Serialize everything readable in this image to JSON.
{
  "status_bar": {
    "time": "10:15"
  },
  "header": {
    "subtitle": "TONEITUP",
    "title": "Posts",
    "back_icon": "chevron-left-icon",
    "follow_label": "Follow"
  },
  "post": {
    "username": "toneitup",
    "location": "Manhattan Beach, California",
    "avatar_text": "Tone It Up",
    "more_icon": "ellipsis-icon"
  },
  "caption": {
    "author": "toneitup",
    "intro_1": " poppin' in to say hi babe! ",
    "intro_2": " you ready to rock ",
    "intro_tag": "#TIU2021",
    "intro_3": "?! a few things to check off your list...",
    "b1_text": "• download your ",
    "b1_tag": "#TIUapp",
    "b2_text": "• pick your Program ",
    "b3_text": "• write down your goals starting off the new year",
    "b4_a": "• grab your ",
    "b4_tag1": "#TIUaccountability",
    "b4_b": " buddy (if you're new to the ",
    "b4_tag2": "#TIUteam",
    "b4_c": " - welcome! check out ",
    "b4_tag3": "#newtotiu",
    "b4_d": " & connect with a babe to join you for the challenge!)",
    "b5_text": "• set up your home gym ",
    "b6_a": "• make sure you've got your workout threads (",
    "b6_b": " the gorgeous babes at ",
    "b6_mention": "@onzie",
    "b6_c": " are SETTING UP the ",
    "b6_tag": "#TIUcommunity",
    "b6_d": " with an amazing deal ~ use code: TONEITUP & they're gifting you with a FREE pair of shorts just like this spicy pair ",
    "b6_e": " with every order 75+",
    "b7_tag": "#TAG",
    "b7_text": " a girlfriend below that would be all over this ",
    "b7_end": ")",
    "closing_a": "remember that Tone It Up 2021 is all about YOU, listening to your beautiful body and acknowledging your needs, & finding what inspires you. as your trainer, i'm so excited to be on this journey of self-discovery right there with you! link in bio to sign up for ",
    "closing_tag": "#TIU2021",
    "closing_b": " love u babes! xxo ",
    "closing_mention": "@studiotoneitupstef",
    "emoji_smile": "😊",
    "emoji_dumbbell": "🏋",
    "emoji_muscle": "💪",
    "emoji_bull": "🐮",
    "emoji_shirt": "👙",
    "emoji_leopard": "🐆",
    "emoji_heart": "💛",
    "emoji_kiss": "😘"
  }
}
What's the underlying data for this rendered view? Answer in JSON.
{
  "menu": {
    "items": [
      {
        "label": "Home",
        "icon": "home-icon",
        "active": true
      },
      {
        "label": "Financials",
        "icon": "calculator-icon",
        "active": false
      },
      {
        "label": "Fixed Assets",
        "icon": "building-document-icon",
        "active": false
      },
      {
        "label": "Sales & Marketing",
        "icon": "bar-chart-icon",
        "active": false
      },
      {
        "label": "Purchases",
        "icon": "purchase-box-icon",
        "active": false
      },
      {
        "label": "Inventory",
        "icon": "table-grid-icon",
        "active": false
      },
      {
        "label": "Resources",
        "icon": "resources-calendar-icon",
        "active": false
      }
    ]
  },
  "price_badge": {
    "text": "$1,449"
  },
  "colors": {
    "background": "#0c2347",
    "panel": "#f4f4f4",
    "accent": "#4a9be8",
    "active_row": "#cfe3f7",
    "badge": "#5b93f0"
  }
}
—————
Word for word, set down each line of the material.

▶ **Completed task**:
Serialize everything readable in this image to JSON.
{
  "status_bar": {
    "time": "10:15"
  },
  "header": {
    "subtitle": "TONEITUP",
    "title": "Posts",
    "back_icon": "chevron-left-icon",
    "follow_label": "Follow"
  },
  "post": {
    "username": "toneitup",
    "location": "Manhattan Beach, California",
    "avatar_text": "Tone It Up",
    "more_icon": "ellipsis-icon"
  },
  "caption": {
    "author": "toneitup",
    "intro_1": " poppin' in to say hi babe! ",
    "intro_2": " you ready to rock ",
    "intro_tag": "#TIU2021",
    "intro_3": "?! a few things to check off your list...",
    "b1_text": "• download your ",
    "b1_tag": "#TIUapp",
    "b2_text": "• pick your Program ",
    "b3_text": "• write down your goals starting off the new year",
    "b4_a": "• grab your ",
    "b4_tag1": "#TIUaccountability",
    "b4_b": " buddy (if you're new to the ",
    "b4_tag2": "#TIUteam",
    "b4_c": " - welcome! check out ",
    "b4_tag3": "#newtotiu",
    "b4_d": " & connect with a babe to join you for the challenge!)",
    "b5_text": "• set up your home gym ",
    "b6_a": "• make sure you've got your workout threads (",
    "b6_b": " the gorgeous babes at ",
    "b6_mention": "@onzie",
    "b6_c": " are SETTING UP the ",
    "b6_tag": "#TIUcommunity",
    "b6_d": " with an amazing deal ~ use code: TONEITUP & they're gifting you with a FREE pair of shorts just like this spicy pair ",
    "b6_e": " with every order 75+",
    "b7_tag": "#TAG",
    "b7_text": " a girlfriend below that would be all over this ",
    "b7_end": ")",
    "closing_a": "remember that Tone It Up 2021 is all about YOU, listening to your beautiful body and acknowledging your needs, & finding what inspires you. as your trainer, i'm so excited to be on this journey of self-discovery right there with you! link in bio to sign up for ",
    "closing_tag": "#TIU2021",
    "closing_b": " love u babes! xxo ",
    "closing_mention": "@studiotoneitupstef",
    "emoji_smile": "😊",
    "emoji_dumbbell": "🏋",
    "emoji_muscle": "💪",
    "emoji_bull": "🐮",
    "emoji_shirt": "👙",
    "emoji_leopard": "🐆",
    "emoji_heart": "💛",
    "emoji_kiss": "😘"
  }
}
What's the underlying data for this rendered view? Answer in JSON.
{
  "menu": {
    "items": [
      {
        "label": "Home",
        "icon": "home-icon",
        "active": true
      },
      {
        "label": "Financials",
        "icon": "calculator-icon",
        "active": false
      },
      {
        "label": "Fixed Assets",
        "icon": "building-document-icon",
        "active": false
      },
      {
        "label": "Sales & Marketing",
        "icon": "bar-chart-icon",
        "active": false
      },
      {
        "label": "Purchases",
        "icon": "purchase-box-icon",
        "active": false
      },
      {
        "label": "Inventory",
        "icon": "table-grid-icon",
        "active": false
      },
      {
        "label": "Resources",
        "icon": "resources-calendar-icon",
        "active": false
      }
    ]
  },
  "price_badge": {
    "text": "$1,449"
  },
  "colors": {
    "background": "#0c2347",
    "panel": "#f4f4f4",
    "accent": "#4a9be8",
    "active_row": "#cfe3f7",
    "badge": "#5b93f0"
  }
}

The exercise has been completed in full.